After the passing of her mother and father, she followed her sister Margaret to Canada. At the time, women were encouraged to only pursue gardening as a hobby for exercise and aesthetics. Undeterred, Preston decided to pursue her career by enrolling at the Ontario Agriculture College (OAC). After a year, she gave up her studies to assist Professor J.W. Crow at the OAC, where she worked to breed fruit that ripened more quickly and was more resistance to disease and insects. In 1916, she successfully cross-bred two varieties of lilies, making her the first female hybridist in Canada. The fruit of her efforts, the George C. Creelman lily, is often used as a parent for modern hybrids.
In 1920, she was hired to work at the Central Experimental Farm (CEF). Over the course of the next 26 years, she developed over 200 individual hybrids, crossing existing plants to produce disease-resistant varieties with abundant flowers. The various lily, lilac, rose, columbine, Siberian iris and crabapples she developed for the Canadian climate were released through the CEF and its satellite stations across Canada.
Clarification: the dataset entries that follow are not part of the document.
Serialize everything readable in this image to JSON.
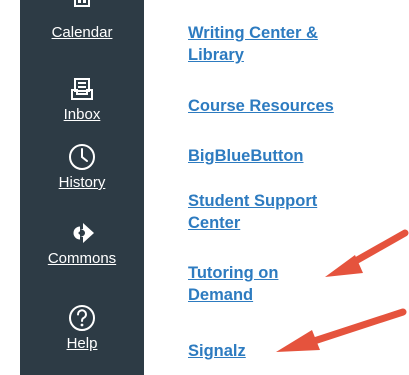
{
  "sidebar": {
    "items": [
      {
        "label": "Calendar",
        "icon": "calendar-icon"
      },
      {
        "label": "Inbox",
        "icon": "inbox-icon"
      },
      {
        "label": "History",
        "icon": "clock-icon"
      },
      {
        "label": "Commons",
        "icon": "commons-arrow-icon"
      },
      {
        "label": "Help",
        "icon": "help-question-icon"
      }
    ]
  },
  "links": [
    {
      "line1": "Writing Center &",
      "line2": "Library"
    },
    {
      "line1": "Course Resources",
      "line2": ""
    },
    {
      "line1": "BigBlueButton",
      "line2": ""
    },
    {
      "line1": "Student Support",
      "line2": "Center"
    },
    {
      "line1": "Tutoring on",
      "line2": "Demand"
    },
    {
      "line1": "Signalz",
      "line2": ""
    }
  ],
  "colors": {
    "sidebar_bg": "#2d3b45",
    "link": "#2d7bc0",
    "arrow": "#e5533d"
  }
}
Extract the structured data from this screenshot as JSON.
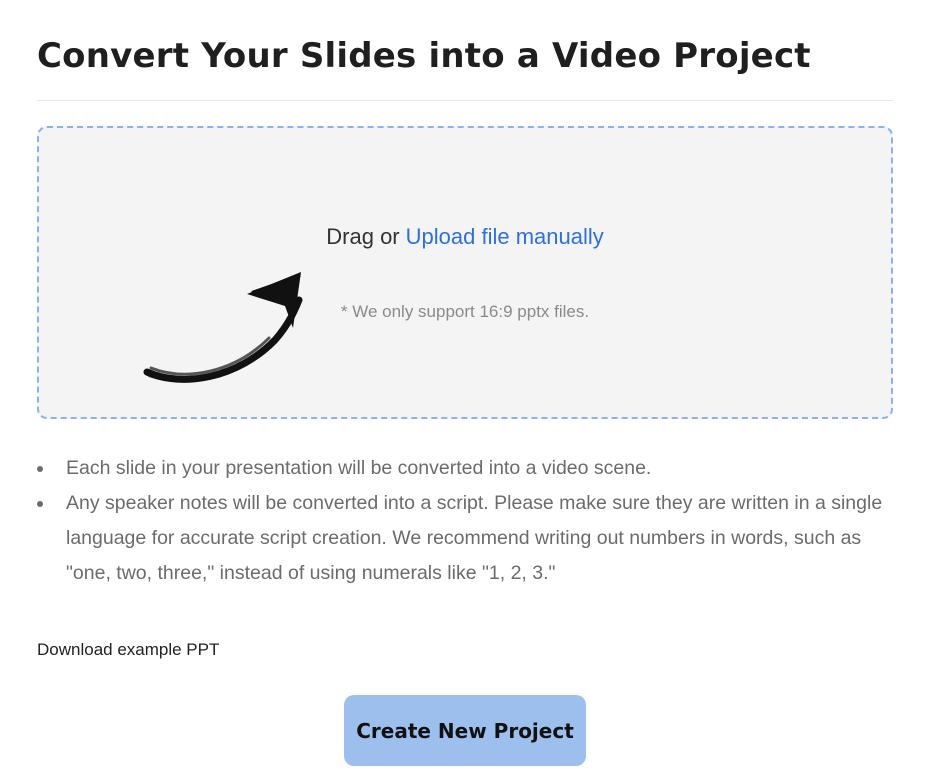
{
  "page": {
    "title": "Convert Your Slides into a Video Project"
  },
  "dropzone": {
    "lead_text": "Drag or",
    "upload_link": "Upload file manually",
    "note": "* We only support 16:9 pptx files.",
    "arrow_icon": "curved-arrow-icon"
  },
  "info": {
    "items": [
      {
        "text": "Each slide in your presentation will be converted into a video scene."
      },
      {
        "text": "Any speaker notes will be converted into a script. Please make sure they are written in a single language for accurate script creation. We recommend writing out numbers in words, such as \"one, two, three,\" instead of using numerals like \"1, 2, 3.\""
      }
    ]
  },
  "actions": {
    "download_example": "Download example PPT",
    "create_project": "Create New Project"
  },
  "colors": {
    "accent_link": "#2f6fe0",
    "dropzone_border": "#8fb1ea",
    "dropzone_bg": "#f4f4f5",
    "button_bg": "#9dbfee"
  }
}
She was the first CEF employee to specialize in ornamental plant breeding. She defied gender expectations throughout her career, eventually becoming a Dominion Horticulturalist.